STOKES, SUSANNAH AUGUSTA (Maxwell), housewife and laundress; b. 10 March 1805 in Lancaster County, Pa; m. Henry Maxwell, and they had five children; d. 11 Feb. 1923 in Richmond Hill, Ont.
Susannah Stokes was born to free black parents. Orphaned at an early age, she was indentured to a white family, with whom she remained until she reached her majority. The family apparently treated her well and sent her to school, where she learned to read and write. On reaching adulthood, she married and set up a home in Lancaster, possibly in the village of Christiana. Slavery had almost died out in Pennsylvania and the state had become a haven for runaways from the South, but with the passage of the Fugitive Slave Act in 1850, slave-hunters were invested with authority to recapture runaways. Unscrupulous slave-catchers even kidnapped free blacks and dark-skinned whites.
In September 1851 slave-catchers invaded Susannah’s village, whose inhabitants put up a fight. This incident was likely the “Christiana resistance,” in which Edward Gorsuch and a gang attempted to recapture his runaway slave William Parker and others. The blacks of Christiana fought them off, killing Gorsuch. Although Susannah’s name is not mentioned in the documentation of this resistance, the story of her presence in a village that was invaded and defended itself, and her flight from Pennsylvania, fits the narrative, in which several of the “resisters,” fearing arrest and imprisonment, fled. In 1855 Susannah’s daughter Charlotte Matilda (Tillie) was born in New York State.
By 1858 the Maxwells, like Parker, had come to Upper Canada. At least two of their children were born there. They spent some years in Toronto but, finding work short, they moved north about 1871 to Richmond Hill, where prospects were brighter. Susannah became a laundress, Henry a coal-burner. He soon died, leaving Susannah to support their children. Once her pursuit of employment almost cost her her life. After learning that wages were higher in Markham, she had started walking the seven miles to work there. On her return one evening, a snowstorm battered her into unconsciousness. A dog found her, half dead, and alerted local residents. Perhaps it was after this incident that she opened a laundry business in her home, assisted by her daughters Mary and Tillie. Such a move was one of the many survivalist strategies resorted to by women of Susannah’s race, class, and family status.

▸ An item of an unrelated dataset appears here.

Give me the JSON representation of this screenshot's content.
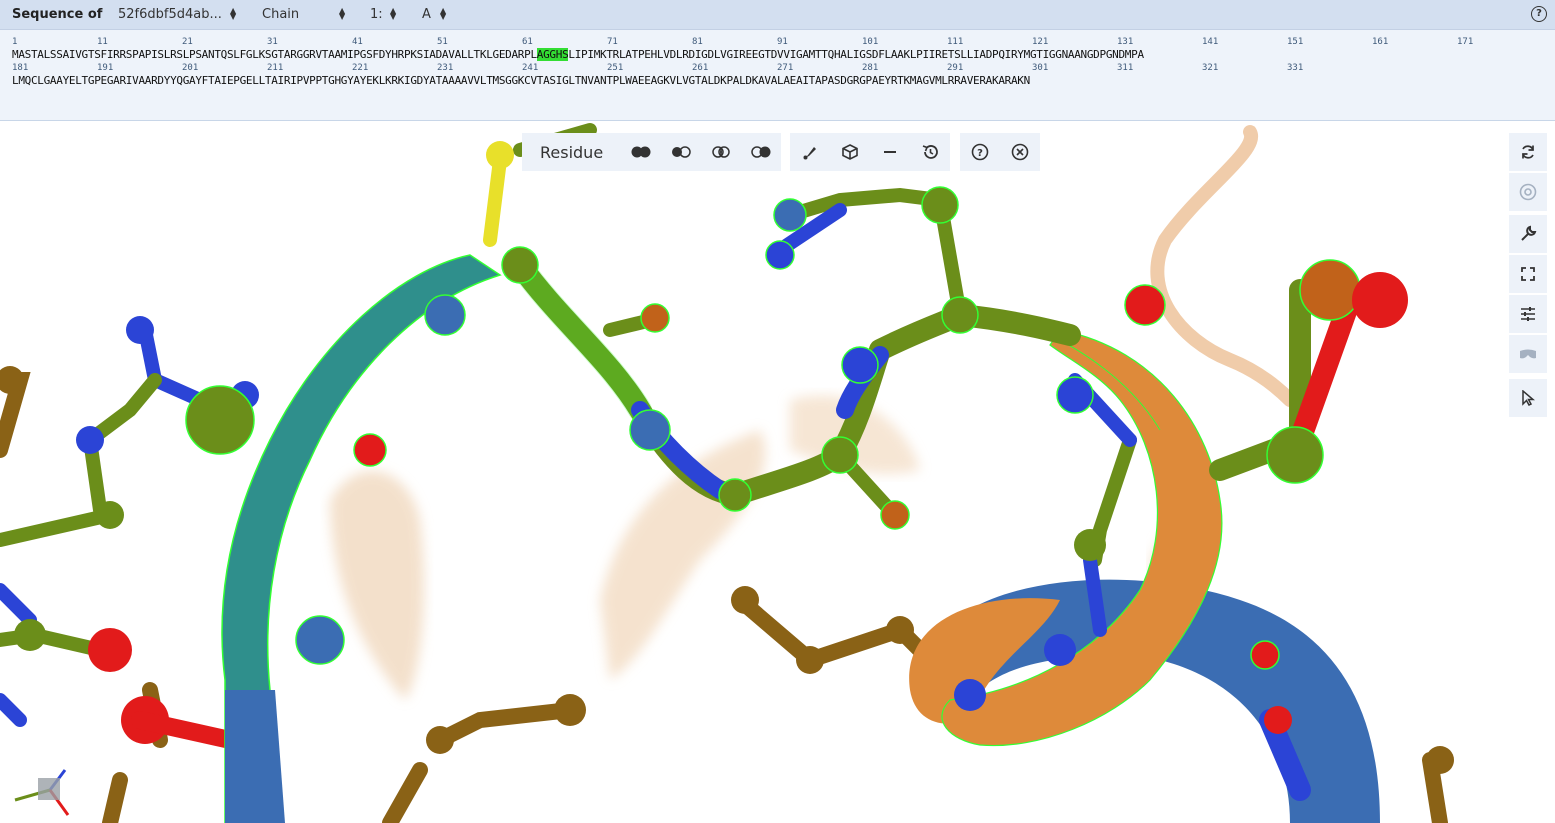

Susannah evidently joined the Methodist church in Richmond Hill – she is a Wesleyan Methodist in the census of 1871 – but later sources list her as a Presbyterian. Her home was opposite the Presbyterian church on Yonge Street and she was active in its affairs. For a long time, it appears, the Maxwells were the only persons of African descent in Richmond Hill. In 1897 Tillie, who had been in domestic service in Toronto and had not married, rejoined her mother. Eight years later the village celebrated Susannah’s 100th birthday at her church; her guests, including judge William Glenholme Falconbridge*, a former villager, gave her $75. By this time all of her children had died except Tillie. Following Tillie’s death in 1920, the families she had worked for appear to have provided for Susannah’s care.

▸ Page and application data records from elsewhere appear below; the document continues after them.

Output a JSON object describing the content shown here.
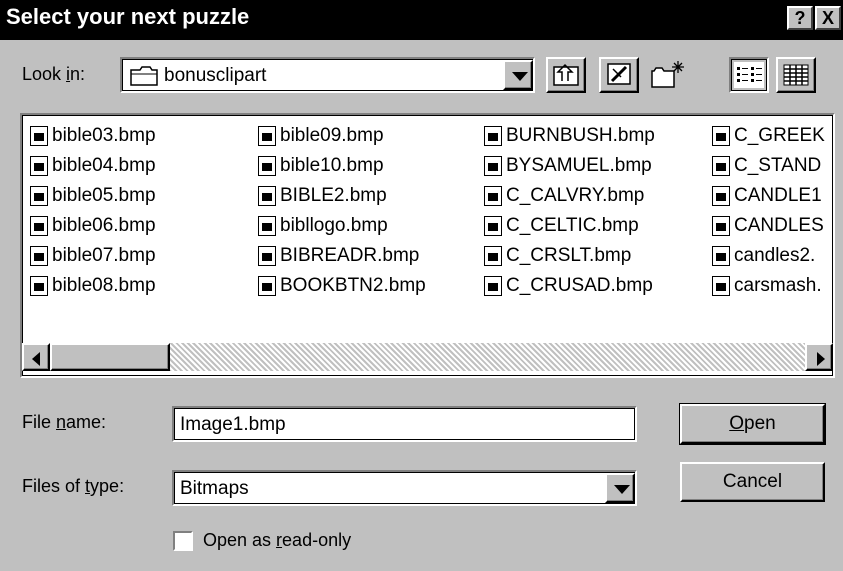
{
  "window": {
    "title": "Select your next puzzle",
    "help_label": "?",
    "close_label": "X"
  },
  "look_in": {
    "label": "Look in:",
    "folder": "bonusclipart",
    "folder_icon": "folder-icon"
  },
  "toolbar": {
    "icons": [
      "up-one-level-icon",
      "desktop-icon",
      "new-folder-icon",
      "list-view-icon",
      "details-view-icon"
    ]
  },
  "files": {
    "columns": [
      [
        "bible03.bmp",
        "bible04.bmp",
        "bible05.bmp",
        "bible06.bmp",
        "bible07.bmp",
        "bible08.bmp"
      ],
      [
        "bible09.bmp",
        "bible10.bmp",
        "BIBLE2.bmp",
        "bibllogo.bmp",
        "BIBREADR.bmp",
        "BOOKBTN2.bmp"
      ],
      [
        "BURNBUSH.bmp",
        "BYSAMUEL.bmp",
        "C_CALVRY.bmp",
        "C_CELTIC.bmp",
        "C_CRSLT.bmp",
        "C_CRUSAD.bmp"
      ],
      [
        "C_GREEK",
        "C_STAND",
        "CANDLE1",
        "CANDLES",
        "candles2.",
        "carsmash."
      ]
    ]
  },
  "file_name": {
    "label": "File name:",
    "value": "Image1.bmp"
  },
  "file_type": {
    "label": "Files of type:",
    "value": "Bitmaps"
  },
  "buttons": {
    "open": "Open",
    "cancel": "Cancel"
  },
  "read_only": {
    "label": "Open as read-only",
    "checked": false
  }
}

On 11 Feb. 1923 Susannah herself passed away at the age of 117. Obituaries in Richmond Hill and Toronto newspapers, which differed in some details of her early life, claimed she had been Canada’s oldest citizen. She had evidently retained some link with the black community in Toronto because one of the pastors who conducted her funeral service was Richard Amos Ball of Toronto’s British Methodist Episcopal Church. Susannah Maxwell had lived through the reigns of six British monarchs, the American Civil War, and World War I. In her residence of over 50 years in Richmond Hill, she saw it evolve from a sleepy hamlet to a thriving town, and was an active participant in its development.

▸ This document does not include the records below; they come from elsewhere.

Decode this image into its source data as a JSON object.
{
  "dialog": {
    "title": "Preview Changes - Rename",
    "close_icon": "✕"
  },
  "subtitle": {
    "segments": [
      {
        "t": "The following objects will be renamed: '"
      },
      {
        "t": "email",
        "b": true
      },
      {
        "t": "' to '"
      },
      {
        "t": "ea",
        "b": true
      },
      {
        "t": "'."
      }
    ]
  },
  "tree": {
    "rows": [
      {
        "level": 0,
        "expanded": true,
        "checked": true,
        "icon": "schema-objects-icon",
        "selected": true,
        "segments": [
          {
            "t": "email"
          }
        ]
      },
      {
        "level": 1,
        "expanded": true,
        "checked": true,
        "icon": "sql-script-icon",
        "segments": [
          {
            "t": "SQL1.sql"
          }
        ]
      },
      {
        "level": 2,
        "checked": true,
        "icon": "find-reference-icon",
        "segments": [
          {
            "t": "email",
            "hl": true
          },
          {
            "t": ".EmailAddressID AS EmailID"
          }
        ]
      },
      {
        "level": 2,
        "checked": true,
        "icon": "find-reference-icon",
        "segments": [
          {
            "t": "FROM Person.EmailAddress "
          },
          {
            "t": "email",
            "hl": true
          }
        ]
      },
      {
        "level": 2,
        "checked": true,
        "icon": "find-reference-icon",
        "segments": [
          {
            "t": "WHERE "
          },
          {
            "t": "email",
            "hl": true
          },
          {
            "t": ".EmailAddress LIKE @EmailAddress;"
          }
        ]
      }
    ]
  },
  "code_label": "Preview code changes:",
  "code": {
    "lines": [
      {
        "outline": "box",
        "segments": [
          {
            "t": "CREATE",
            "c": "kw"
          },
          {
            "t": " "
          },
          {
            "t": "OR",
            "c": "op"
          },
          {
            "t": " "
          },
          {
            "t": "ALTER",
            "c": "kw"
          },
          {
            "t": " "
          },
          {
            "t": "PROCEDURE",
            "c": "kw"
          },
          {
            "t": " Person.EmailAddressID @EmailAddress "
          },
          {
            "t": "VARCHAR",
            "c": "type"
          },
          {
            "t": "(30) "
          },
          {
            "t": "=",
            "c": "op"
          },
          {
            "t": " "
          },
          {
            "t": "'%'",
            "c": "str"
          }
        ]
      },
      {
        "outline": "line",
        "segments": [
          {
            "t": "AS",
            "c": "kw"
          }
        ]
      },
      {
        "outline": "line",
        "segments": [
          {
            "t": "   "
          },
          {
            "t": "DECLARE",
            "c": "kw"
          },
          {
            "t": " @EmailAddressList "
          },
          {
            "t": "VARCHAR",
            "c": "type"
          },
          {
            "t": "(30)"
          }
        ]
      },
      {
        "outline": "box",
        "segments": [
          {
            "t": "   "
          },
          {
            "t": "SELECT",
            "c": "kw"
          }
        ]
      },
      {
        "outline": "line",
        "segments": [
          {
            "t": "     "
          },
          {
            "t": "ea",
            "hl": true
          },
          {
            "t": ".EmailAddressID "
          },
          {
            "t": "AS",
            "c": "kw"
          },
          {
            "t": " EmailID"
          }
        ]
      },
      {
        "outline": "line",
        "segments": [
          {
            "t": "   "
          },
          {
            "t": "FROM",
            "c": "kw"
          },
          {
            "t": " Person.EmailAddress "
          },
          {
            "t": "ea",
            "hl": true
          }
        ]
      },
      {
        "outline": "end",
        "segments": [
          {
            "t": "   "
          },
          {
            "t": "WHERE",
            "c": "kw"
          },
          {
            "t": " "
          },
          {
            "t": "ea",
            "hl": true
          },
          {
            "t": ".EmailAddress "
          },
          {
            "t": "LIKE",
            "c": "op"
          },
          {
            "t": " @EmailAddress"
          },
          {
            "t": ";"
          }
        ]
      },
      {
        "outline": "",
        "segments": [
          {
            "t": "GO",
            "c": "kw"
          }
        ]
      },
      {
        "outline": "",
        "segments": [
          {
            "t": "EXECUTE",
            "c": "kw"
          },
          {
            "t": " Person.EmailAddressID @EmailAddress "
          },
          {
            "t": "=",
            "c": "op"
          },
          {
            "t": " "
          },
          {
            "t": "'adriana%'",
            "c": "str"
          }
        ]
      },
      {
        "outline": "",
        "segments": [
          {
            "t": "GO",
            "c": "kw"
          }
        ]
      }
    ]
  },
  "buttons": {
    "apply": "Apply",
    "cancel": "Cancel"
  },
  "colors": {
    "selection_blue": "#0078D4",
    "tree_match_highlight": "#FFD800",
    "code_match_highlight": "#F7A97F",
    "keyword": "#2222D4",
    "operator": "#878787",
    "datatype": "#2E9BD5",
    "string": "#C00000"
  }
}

AO, RG 80-8-0-797, no.43303; RG 80-8-0-947, no.38945.— NA, RG 31, C1, 1871, Markham Township, Ont., div.2: 41; 1901, Richmond Hill, Ont., 2.— Globe, 9 March 1922, 12 Feb. 1923.— Richmond Hill Liberal, 13 May 1920, 15 Feb. 1923.— S. W. Campbell, The slave catchers: enforcement of the fugitive slave law, 1850–1860 (Chapel Hill, N.C., 1970).— Directory, York County, Ont., 1871.— Jonathan Katz, Resistance at Christiana: the fugitive slave rebellion, Christiana, Pennsylvania, September 11, 1851: a documentary account (New York, 1974).— R. M. Stamp, Early days in Richmond Hill: a history of the community to 1930 (Richmond Hill, 1991).